A report due out Thursday from the Frankfurt-based Deutsche Bank could show that profit fell to 377 million euros in the period, or 28 cents a share, according to the FactSet survey of 27 analysts. Return on tangible equity -- a key measure of bank profitability -- was an estimated 4.7%, less than a third of the level reported by U.S. rival JPMorgan Chase & Co. (JPM) , the survey showed.
Deutsche Bank is coming off three straight years of net losses totaling more than $10 billion and an ongoing erosion of market share in its once-dominant investment-banking and trading unit. Former CEO John Cryan's attempts to turn around the litigation-plagued lender ended earlier this month when the bank's supervisory board, led by Chairman Paul Achleitner, replaced him with Sewing, who had been overseeing the private- and commercial-banking division.
The company has seen its share of global investment-banking and trading revenue shrink in recent years, and that trend continued in the first quarter, based on estimates by the brokerage firm RBC Capital Markets.
Revenue from trading stocks, bonds, commodities and currencies probably fell 11% from a year earlier, compared with an average gain of 2% for nine global banks tracked by RBC, according to an April 8 report.
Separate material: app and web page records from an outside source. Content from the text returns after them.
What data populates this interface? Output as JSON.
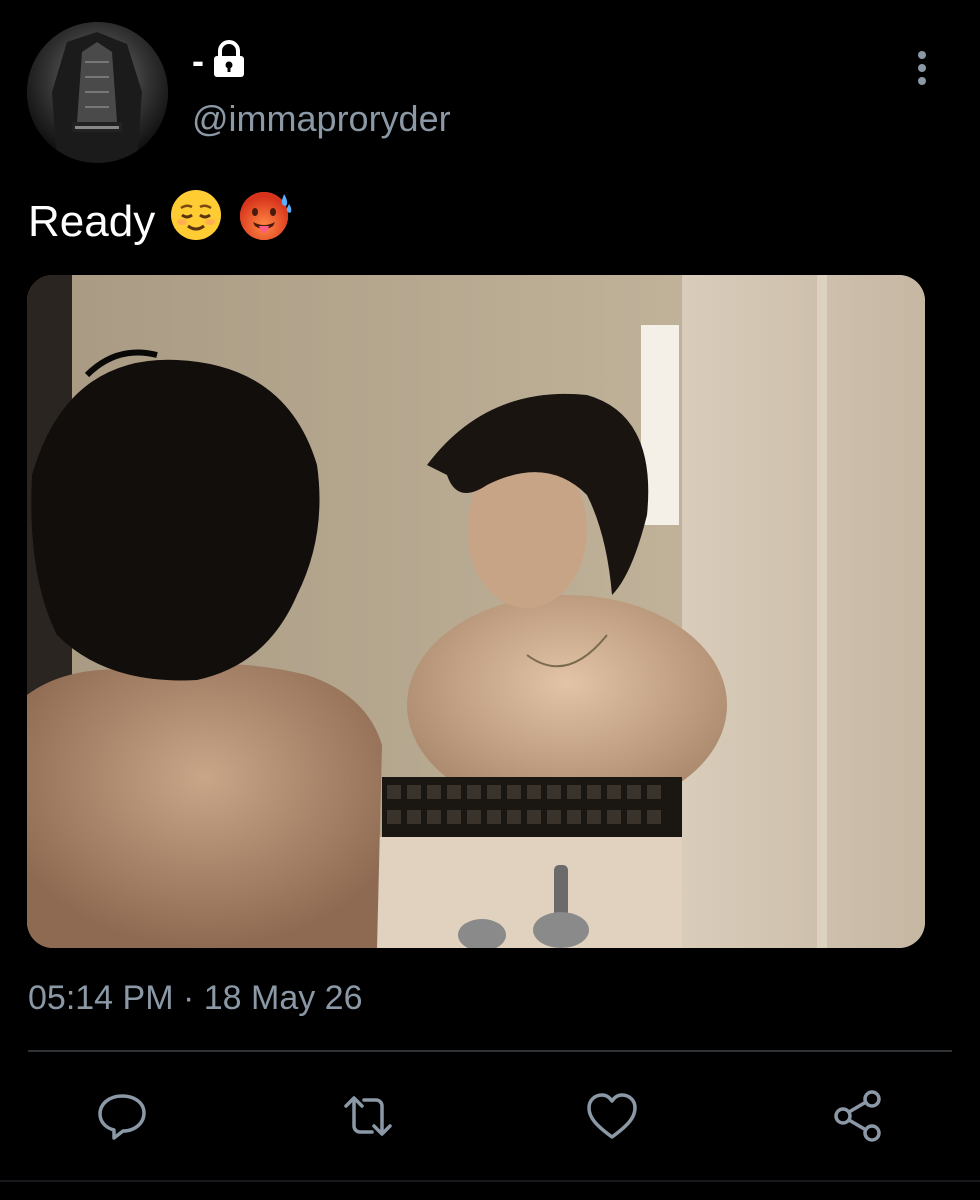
{
  "user": {
    "display_name": "-",
    "handle": "@immaproryder",
    "protected": true,
    "avatar_icon": "profile-avatar"
  },
  "tweet": {
    "text": "Ready",
    "emojis": [
      "relieved-face-emoji",
      "hot-face-emoji"
    ],
    "media_icon": "photo",
    "timestamp": "05:14 PM · 18 May 26"
  },
  "actions": [
    {
      "icon": "reply-icon"
    },
    {
      "icon": "retweet-icon"
    },
    {
      "icon": "like-icon"
    },
    {
      "icon": "share-icon"
    }
  ],
  "colors": {
    "background": "#000000",
    "primary_text": "#ffffff",
    "secondary_text": "#8b98a5",
    "divider": "#2f3336"
  }
}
Fees from advising on mergers and underwriting stock and bonds probably fell 21%, compared with an average industry decline of just 2%, according to the report.
When the bank announced Cryan's departure, it also said that Co-President Marcus Schenck, a former Goldman Sachs Group Inc. (GS) executive who helped oversee the investment-banking division, would leave.
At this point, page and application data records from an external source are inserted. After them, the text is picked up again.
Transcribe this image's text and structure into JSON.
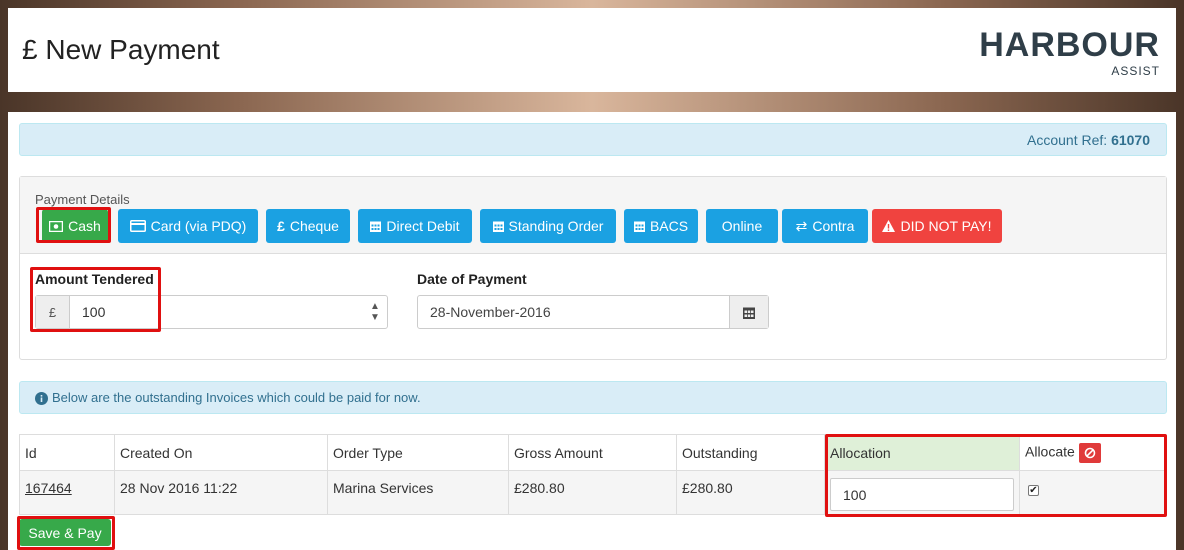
{
  "header": {
    "title": "£ New Payment",
    "logo_main": "HARBOUR",
    "logo_sub": "ASSIST"
  },
  "account": {
    "label": "Account Ref:",
    "ref": "61070"
  },
  "payment_details": {
    "label": "Payment Details",
    "buttons": [
      {
        "label": "Cash",
        "icon": "cash-icon",
        "selected": true
      },
      {
        "label": "Card (via PDQ)",
        "icon": "card-icon"
      },
      {
        "label": "Cheque",
        "icon": "pound-icon"
      },
      {
        "label": "Direct Debit",
        "icon": "calendar-icon"
      },
      {
        "label": "Standing Order",
        "icon": "calendar-icon"
      },
      {
        "label": "BACS",
        "icon": "calendar-icon"
      },
      {
        "label": "Online",
        "icon": ""
      },
      {
        "label": "Contra",
        "icon": "exchange-icon"
      },
      {
        "label": "DID NOT PAY!",
        "icon": "warning-icon"
      }
    ]
  },
  "amount": {
    "label": "Amount Tendered",
    "currency": "£",
    "value": "100"
  },
  "date": {
    "label": "Date of Payment",
    "value": "28-November-2016"
  },
  "info": {
    "text": "Below are the outstanding Invoices which could be paid for now."
  },
  "table": {
    "headers": [
      "Id",
      "Created On",
      "Order Type",
      "Gross Amount",
      "Outstanding",
      "Allocation",
      "Allocate"
    ],
    "rows": [
      {
        "id": "167464",
        "created": "28 Nov 2016 11:22",
        "order_type": "Marina Services",
        "gross": "£280.80",
        "outstanding": "£280.80",
        "allocation": "100",
        "allocate": true
      }
    ]
  },
  "save_button": "Save & Pay",
  "colors": {
    "info": "#31708f",
    "primary": "#1ba1e2",
    "success": "#37a94a",
    "danger": "#f0433f",
    "highlight": "#e01010"
  }
}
Speculation has mounted that Sewing may make drastic cuts in the trading and investment-banking unit, as analysts including Viola Risk Advisors' David Hendler say the company needs to undergo a major restructuring to win back investors' confidence.
One possibility could be for Deutsche Bank to significantly curtail its global ambitions in trading and investment banking and concentrate on its strength as a European-focused corporate lender and brokerage firm, according to Hendler.
Bloomberg News, citing people familiar with the matter, reported this week that Sewing is weighing extensive cuts to the lender's stock-trading business. The details could be announced as soon as Thursday, according to the report.
A Deutsche Bank spokesman declined to comment.
The lender's shares have tumbled 29% in the past year, even as global rivals JPMorgan and Bank of America Corp. (BAC) have seen their stocks rally more than 20% each.
Cryan's main strategy had been to cut costs and resolve legacy troubles, such as mortgage-related legal costs, according to Hendler. Even so, the bank earlier this year had to raise its estimate for 2018 costs by 4.5% to 23 billion euros, due to the delay or suspension of planned business disposals.
In February, the bank hatched a plan to fire 250 to 500 employees in its trading and investment-banking division -- just weeks before annual bonuses were paid out -- to save money that could be paid out to top performers.
Cryan told investors that cost-cutting was a "critical component of improved and sustained profitability," after saying last year that the bank was "investing in people."